## TASK GOAL
Whenever the word "Spelling" shows up in a line of the data, copy that line.

App and web page records:
◆ ◆ ◆

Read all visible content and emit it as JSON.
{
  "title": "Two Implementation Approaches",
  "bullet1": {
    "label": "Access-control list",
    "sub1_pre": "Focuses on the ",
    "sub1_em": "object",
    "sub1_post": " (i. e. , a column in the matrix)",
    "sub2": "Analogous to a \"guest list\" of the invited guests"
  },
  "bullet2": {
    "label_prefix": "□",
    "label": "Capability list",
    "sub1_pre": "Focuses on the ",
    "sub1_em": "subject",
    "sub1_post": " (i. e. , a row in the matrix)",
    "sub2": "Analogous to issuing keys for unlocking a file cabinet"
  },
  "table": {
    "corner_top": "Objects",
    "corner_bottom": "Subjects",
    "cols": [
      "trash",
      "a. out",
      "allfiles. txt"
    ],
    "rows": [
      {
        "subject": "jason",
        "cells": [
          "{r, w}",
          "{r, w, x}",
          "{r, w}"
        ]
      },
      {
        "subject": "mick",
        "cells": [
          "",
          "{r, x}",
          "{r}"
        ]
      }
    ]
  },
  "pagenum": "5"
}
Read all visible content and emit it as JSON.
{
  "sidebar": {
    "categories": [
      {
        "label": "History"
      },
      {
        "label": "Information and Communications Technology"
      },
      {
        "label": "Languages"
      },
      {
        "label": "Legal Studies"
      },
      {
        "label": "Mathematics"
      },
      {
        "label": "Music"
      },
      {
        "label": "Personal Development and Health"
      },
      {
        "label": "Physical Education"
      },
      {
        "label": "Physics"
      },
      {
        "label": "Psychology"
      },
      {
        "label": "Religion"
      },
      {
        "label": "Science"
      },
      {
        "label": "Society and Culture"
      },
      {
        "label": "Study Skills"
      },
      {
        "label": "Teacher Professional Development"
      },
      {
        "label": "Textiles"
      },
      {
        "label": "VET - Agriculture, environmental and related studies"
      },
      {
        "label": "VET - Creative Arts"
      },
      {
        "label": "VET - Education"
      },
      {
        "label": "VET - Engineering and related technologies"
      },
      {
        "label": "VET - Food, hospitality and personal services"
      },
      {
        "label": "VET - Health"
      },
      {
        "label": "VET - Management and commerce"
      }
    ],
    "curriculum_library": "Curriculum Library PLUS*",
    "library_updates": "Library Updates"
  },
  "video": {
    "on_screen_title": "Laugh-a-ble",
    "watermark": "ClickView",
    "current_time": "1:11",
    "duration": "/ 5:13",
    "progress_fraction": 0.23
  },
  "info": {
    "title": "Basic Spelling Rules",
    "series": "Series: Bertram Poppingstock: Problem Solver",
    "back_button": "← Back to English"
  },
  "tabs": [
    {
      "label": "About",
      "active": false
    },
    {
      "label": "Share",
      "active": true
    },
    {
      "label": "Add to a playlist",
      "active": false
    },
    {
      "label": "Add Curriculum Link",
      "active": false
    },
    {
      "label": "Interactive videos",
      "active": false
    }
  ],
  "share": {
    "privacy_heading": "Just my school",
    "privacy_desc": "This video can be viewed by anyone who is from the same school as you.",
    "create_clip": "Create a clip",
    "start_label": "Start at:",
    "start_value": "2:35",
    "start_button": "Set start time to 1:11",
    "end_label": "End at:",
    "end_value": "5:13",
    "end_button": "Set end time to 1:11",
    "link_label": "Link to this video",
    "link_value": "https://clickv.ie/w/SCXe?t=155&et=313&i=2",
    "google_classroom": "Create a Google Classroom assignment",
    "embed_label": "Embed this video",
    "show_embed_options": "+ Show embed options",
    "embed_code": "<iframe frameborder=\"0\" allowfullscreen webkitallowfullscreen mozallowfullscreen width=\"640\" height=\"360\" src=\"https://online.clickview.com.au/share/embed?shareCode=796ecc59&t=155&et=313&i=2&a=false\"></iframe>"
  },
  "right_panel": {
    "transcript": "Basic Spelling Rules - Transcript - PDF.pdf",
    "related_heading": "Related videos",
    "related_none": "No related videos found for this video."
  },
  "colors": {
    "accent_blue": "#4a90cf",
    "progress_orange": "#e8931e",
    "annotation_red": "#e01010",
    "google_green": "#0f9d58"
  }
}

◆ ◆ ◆

## OUTPUT BELOW
    "title": "Basic Spelling Rules",
    "transcript": "Basic Spelling Rules - Transcript - PDF.pdf",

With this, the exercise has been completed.